_WHAT YOU WILL DO:_ Your answer should repeat every record verbatim.

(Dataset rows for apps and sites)

☆ ☆ ☆ ☆ ☆ ☆ ☆

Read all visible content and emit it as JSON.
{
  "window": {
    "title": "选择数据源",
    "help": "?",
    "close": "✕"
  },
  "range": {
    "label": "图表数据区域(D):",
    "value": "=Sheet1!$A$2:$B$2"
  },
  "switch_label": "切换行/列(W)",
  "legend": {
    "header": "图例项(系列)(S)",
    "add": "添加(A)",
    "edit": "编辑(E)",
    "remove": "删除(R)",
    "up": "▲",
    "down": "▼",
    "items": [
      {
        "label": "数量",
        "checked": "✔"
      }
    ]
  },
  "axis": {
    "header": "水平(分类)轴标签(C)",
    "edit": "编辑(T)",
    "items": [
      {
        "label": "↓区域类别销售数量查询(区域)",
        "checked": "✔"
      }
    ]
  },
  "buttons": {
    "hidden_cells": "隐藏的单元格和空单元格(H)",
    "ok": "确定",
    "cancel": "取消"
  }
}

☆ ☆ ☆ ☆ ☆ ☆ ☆

_RESULT FOR THIS EXERCISE:_
Read all visible content and emit it as JSON.
{
  "window": {
    "title": "选择数据源",
    "help": "?",
    "close": "✕"
  },
  "range": {
    "label": "图表数据区域(D):",
    "value": "=Sheet1!$A$2:$B$2"
  },
  "switch_label": "切换行/列(W)",
  "legend": {
    "header": "图例项(系列)(S)",
    "add": "添加(A)",
    "edit": "编辑(E)",
    "remove": "删除(R)",
    "up": "▲",
    "down": "▼",
    "items": [
      {
        "label": "数量",
        "checked": "✔"
      }
    ]
  },
  "axis": {
    "header": "水平(分类)轴标签(C)",
    "edit": "编辑(T)",
    "items": [
      {
        "label": "↓区域类别销售数量查询(区域)",
        "checked": "✔"
      }
    ]
  },
  "buttons": {
    "hidden_cells": "隐藏的单元格和空单元格(H)",
    "ok": "确定",
    "cancel": "取消"
  }
}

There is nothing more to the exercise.